- When the value of working set-min is reached, old sessions and cached results are purged to make room for the new values.
- The age, size and the time for calculation are factors in the prioritization of values to purge.
- QlikView Server will purge old sessions when the “maximum inactive session time” is reached.
- High memory usage of the QlikView Server is usually the result of many cached results and as long as paging does not occur, it is a good thing.
Hope that helps.
The cache is only populated by "query" results, things you select or search.
Optimization of QlikView docuemnts starts with not loading any columns you don't really need, reducing the number of discrete field values AKA cardinality (improves compression, symbol table size, and overall lookup speed) and the number of hops between data model extremities (press Ctrl-T in QV Desktop with your document loaded and count the number of association jumps).

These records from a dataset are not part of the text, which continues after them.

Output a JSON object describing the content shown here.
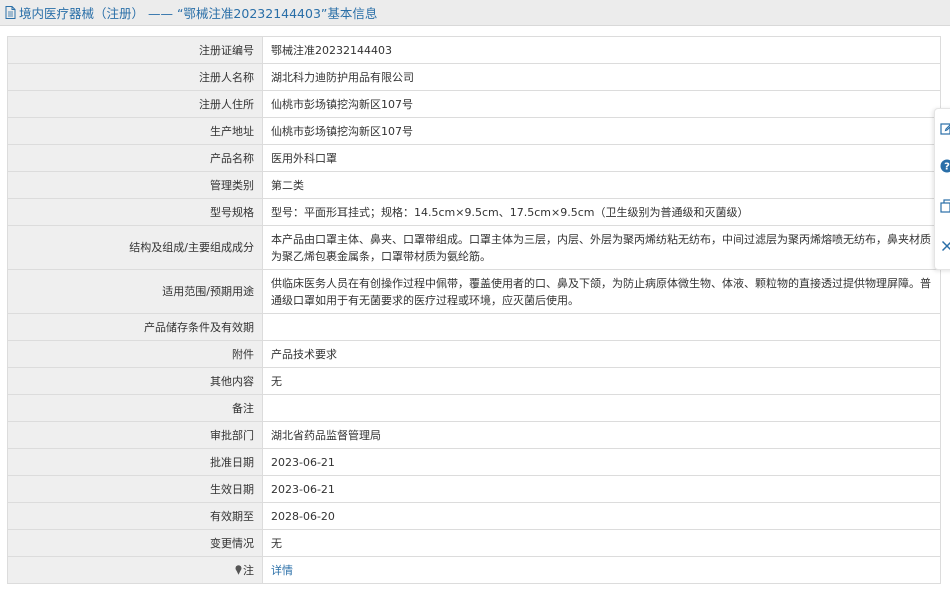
{
  "header": {
    "title": "境内医疗器械（注册） —— “鄂械注准20232144403”基本信息",
    "icon": "document-icon"
  },
  "rows": [
    {
      "label": "注册证编号",
      "value": "鄂械注准20232144403"
    },
    {
      "label": "注册人名称",
      "value": "湖北科力迪防护用品有限公司"
    },
    {
      "label": "注册人住所",
      "value": "仙桃市彭场镇挖沟新区107号"
    },
    {
      "label": "生产地址",
      "value": "仙桃市彭场镇挖沟新区107号"
    },
    {
      "label": "产品名称",
      "value": "医用外科口罩"
    },
    {
      "label": "管理类别",
      "value": "第二类"
    },
    {
      "label": "型号规格",
      "value": "型号：平面形耳挂式；规格：14.5cm×9.5cm、17.5cm×9.5cm（卫生级别为普通级和灭菌级）"
    },
    {
      "label": "结构及组成/主要组成成分",
      "value": "本产品由口罩主体、鼻夹、口罩带组成。口罩主体为三层，内层、外层为聚丙烯纺粘无纺布，中间过滤层为聚丙烯熔喷无纺布，鼻夹材质为聚乙烯包裹金属条，口罩带材质为氨纶筋。"
    },
    {
      "label": "适用范围/预期用途",
      "value": "供临床医务人员在有创操作过程中佩带，覆盖使用者的口、鼻及下颌，为防止病原体微生物、体液、颗粒物的直接透过提供物理屏障。普通级口罩如用于有无菌要求的医疗过程或环境，应灭菌后使用。"
    },
    {
      "label": "产品储存条件及有效期",
      "value": ""
    },
    {
      "label": "附件",
      "value": "产品技术要求"
    },
    {
      "label": "其他内容",
      "value": "无"
    },
    {
      "label": "备注",
      "value": ""
    },
    {
      "label": "审批部门",
      "value": "湖北省药品监督管理局"
    },
    {
      "label": "批准日期",
      "value": "2023-06-21"
    },
    {
      "label": "生效日期",
      "value": "2023-06-21"
    },
    {
      "label": "有效期至",
      "value": "2028-06-20"
    },
    {
      "label": "变更情况",
      "value": "无"
    }
  ],
  "note_row": {
    "label": "注",
    "link": "详情",
    "icon": "pin-icon"
  },
  "sidebar": {
    "icons": [
      "edit-icon",
      "help-icon",
      "copy-icon",
      "close-icon"
    ],
    "help_glyph": "?"
  },
  "colors": {
    "header_text": "#2a6fa8",
    "label_bg": "#efefef",
    "border": "#dcdcdc",
    "link": "#2a6fa8",
    "help_circle": "#2a6fa8"
  }
}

But then again, a document with an inordinated amount of tables and a disgusting number of associative key values my perform decently on a huge number of fast cores with 1 Tb of RAM, while a simple 1 fact table-and-three-dimension-table document may perform in a sluggish way on a low-end server.. YMMV.
I wonder if you are getting confused between cache and general performance? QV Server will always take as much RAM as you allow it. So if you allow it 75% of your available RAM, it will always use all of that. You can reduce this by editing your Working Set settings.
You can certainly improve performance by optimising data structures. As of Best Practice, the rule of thumb would be use a link table for small data structures (eg dimensions around a large link table) and when performance starts to wane (as data volumes grow), then start consolidating into a single table. There's no point in prematurely optimising, you're better to go for simplicity and maintainability first.
There's obviously lots more to it and there's never a one size fits all but hopefully this is enough to answer your original question.
The behavior of the QlikView Server (QVS) memory manager can be summarized as follows:
- Once you get hold of "precious" memory bytes, never release them (a lot of rings in this world) You never know when you'll need them...
- Under duress, release memory until reaching the Lower Working set Limit (usually 70% of physicak RAM) Then STOP!
- The maximum amount of RAM you can ever use is the Working set High Limit (usually 90% of available RAM) Oh, leave some bits to poor Bill... (Windows), so never set this to 100% because your will run out of oxygen...
In reality, QlikView Sister (QVS) will not acknowledge QlikView brother (QDS = Qlik Distressed Son - or Slave -, the reload manager) and therefor they will fight for precious memory bytes to the death...May cause some family fights...
And the cache will not necessarily play an active part in this, because even when nobody is visiting the QlikView AP (and all document loads have timed-put), the memory will not be released. Ever.